In 1851, The New York Times’ inaugural issue included what it contends was the first stand-alone book review. The publishing industry has undergone several transformations since then, but what hasn’t changed is the influence reviews can have on a book’s success.
While some authors work with a publicist to help generate reviews, you’re still the the primary marketer of your book, so you’ll need to get comfortable asking for reviews. To start, develop a list of potential reviewers. Next, create your book summary and decide which format of your book you’ll send. Then, get to work pitching your book.
1. Develop a List of Potential Reviewers
Book review categories include literary endorsements, editorial reviews, trade publication reviews and general reviews, and each relates to a different audience. Start by developing a list of potential reviewers in each category. Learn more about review types and targeting reviewers here.
2. Create Your Book Summary
Once you have your list of potential reviewers, prepare your book summary. If you don’t have all these details as you begin seeking reviews, include as many as you can:
- Book title and author name
- Brief book summary (100 words or less)
- Brief author bio (100 words or less)
- Publisher name
- Publication date
- International Standard Book Number (ISBN)
- Book format (hardcover, softcover, etc.)
- Distribution channels (Amazon, Ingram, etc.)

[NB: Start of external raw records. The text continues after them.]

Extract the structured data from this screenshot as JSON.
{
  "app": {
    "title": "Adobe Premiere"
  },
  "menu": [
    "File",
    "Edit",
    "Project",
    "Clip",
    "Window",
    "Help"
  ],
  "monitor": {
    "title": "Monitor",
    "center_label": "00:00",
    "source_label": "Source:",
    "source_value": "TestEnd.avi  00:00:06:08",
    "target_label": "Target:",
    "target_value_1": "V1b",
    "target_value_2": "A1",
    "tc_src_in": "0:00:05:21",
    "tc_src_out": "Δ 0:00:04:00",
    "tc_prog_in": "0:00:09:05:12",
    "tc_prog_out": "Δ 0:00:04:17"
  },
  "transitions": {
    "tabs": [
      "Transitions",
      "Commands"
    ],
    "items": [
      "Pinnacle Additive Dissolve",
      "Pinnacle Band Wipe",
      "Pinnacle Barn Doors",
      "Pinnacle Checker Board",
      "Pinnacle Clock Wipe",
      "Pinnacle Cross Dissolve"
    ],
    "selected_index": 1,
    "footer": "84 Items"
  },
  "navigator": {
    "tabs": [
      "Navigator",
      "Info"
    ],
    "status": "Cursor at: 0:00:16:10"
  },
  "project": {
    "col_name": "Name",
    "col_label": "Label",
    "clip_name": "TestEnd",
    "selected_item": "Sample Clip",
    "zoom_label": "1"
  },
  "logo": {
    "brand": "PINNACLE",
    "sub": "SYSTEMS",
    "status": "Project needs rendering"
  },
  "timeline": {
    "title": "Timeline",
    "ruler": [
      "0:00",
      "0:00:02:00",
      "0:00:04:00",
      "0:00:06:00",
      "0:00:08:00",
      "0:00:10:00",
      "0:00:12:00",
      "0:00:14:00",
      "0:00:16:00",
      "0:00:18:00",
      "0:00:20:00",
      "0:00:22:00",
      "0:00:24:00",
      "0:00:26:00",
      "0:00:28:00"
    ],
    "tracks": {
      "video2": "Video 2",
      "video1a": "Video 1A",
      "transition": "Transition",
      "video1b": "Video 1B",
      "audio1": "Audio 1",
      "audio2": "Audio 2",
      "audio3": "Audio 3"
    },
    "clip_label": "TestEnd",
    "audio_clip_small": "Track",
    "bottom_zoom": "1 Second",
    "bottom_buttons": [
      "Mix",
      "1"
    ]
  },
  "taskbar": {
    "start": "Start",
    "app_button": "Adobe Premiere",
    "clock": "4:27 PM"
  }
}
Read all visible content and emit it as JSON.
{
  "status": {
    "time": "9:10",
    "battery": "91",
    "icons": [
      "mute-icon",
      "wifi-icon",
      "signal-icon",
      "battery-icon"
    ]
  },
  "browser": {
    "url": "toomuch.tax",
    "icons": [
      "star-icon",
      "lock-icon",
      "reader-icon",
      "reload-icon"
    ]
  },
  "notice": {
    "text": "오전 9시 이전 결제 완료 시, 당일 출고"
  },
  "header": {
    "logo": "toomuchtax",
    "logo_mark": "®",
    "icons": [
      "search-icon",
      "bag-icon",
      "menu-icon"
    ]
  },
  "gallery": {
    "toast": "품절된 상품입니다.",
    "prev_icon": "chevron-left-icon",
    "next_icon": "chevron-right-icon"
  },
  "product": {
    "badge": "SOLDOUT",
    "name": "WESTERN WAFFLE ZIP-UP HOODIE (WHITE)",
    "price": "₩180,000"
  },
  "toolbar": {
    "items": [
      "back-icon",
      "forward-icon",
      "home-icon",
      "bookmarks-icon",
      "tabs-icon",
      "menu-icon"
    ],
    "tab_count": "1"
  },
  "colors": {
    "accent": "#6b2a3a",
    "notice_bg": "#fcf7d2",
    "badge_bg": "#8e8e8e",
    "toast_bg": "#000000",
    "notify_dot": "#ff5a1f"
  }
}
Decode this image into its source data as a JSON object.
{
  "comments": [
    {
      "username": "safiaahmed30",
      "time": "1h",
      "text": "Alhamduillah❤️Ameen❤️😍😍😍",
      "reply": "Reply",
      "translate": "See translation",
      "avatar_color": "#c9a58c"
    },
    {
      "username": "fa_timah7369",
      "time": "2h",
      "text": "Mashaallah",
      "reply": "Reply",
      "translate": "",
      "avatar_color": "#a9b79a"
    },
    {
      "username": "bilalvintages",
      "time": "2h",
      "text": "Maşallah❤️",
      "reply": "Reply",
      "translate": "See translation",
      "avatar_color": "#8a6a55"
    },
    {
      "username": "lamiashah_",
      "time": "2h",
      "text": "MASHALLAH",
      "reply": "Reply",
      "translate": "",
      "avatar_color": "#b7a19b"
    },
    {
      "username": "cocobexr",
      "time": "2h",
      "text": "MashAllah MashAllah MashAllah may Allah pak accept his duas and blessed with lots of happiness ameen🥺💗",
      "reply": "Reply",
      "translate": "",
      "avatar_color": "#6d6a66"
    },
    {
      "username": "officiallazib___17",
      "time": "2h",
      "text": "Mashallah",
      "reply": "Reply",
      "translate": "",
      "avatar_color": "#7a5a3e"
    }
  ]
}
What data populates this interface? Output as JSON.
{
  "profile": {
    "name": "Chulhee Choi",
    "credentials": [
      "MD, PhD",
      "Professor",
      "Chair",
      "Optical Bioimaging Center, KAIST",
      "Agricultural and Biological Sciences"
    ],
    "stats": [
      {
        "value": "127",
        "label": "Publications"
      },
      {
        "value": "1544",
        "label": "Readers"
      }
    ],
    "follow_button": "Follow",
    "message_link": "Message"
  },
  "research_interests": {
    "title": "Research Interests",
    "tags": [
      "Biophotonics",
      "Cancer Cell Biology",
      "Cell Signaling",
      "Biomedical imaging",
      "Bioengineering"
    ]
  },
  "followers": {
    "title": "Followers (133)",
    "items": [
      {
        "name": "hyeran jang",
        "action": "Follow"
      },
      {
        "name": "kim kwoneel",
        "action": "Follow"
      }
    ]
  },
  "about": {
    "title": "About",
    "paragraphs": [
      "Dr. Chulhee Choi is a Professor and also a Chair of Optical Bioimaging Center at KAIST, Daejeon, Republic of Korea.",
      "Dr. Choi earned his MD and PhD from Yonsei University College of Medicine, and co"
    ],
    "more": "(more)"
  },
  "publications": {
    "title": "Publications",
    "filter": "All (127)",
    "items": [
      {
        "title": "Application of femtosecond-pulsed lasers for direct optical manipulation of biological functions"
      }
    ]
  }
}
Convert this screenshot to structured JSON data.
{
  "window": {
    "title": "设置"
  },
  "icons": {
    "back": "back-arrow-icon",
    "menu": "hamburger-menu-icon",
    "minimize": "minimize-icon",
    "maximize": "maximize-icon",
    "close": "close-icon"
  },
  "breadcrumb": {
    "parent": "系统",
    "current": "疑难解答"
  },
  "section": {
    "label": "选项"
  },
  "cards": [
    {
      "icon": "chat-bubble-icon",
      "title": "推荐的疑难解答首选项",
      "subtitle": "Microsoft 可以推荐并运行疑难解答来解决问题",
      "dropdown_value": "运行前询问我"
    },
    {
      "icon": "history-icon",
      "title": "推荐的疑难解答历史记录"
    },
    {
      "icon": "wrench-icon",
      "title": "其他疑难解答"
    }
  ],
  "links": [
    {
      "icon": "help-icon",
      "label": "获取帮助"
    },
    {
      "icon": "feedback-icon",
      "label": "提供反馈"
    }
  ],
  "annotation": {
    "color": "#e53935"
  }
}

- Contact information
- Marketing overview
3. Decide Which Format of Your Book You’ll Send
Next, consider which format of your book you’ll send to reviewers with your pitch—copies of your manuscript, galleys or advance reader/review copies (ARCs).
Some authors distribute copies of their manuscript to reviewers for advance praise before working with a publisher. This is typically done when it is close to a final draft. For example, if you have worked with a writing coach or developmental editor to complete multiple rounds of revisions and there is consensus it is ready to share.
Galleys are laid-out book pages. Also known as galley proofs or print proofs, the term originated when books were printed on letterpresses, and blocks of type were handset into a metal tray on the press called a galley. These book pages were printed in limited quantities—typically unbound and without a cover—and delivered to proofreaders and authors who would review them simultaneously. They were initially called galley proofs and eventually just galleys. At some point, while galleys were in the proofreading stage, publishers began distributing copies to literary reviewers as well, to secure praise for books and create interest before they were available to the public. Galleys typically include a note indicating it is an uncorrected proof.
Advance Reader/Review Copies (ARCs)
As print manufacturing evolved, publishers could efficiently print and bind smaller quantities of books that were further along in the editing process (though still not ready for the general public). These advance reader/review copies—referred to as ARCs—began replacing print galleys as a tool for seeking advance praise. ARCs include a cover, and the cover clearly indicates it is an advance uncorrected proof and not for sale. Authors take on the cost of printing and shipping ARCs.
4. Pitch Your Book
Be strategic as you reach out to reviewers. Connect with people in your network first. Be clear with the reviewer about how you plan to use it. Ask if it is possible to receive the review from them by a specific date. Be prepared to follow up.
About Publish Her
Publish Her is a female-founded and focused publisher dedicated to elevating the words, writing and stories of women. We are passionate about amplifying the voices of women of color, women with disabilities and members of the LGBTQ+ community. We aim to make publishing an attainable, exciting and collaborative process for all. Publish Her specializes in print-on-demand books, workbooks, journals, magazines and more.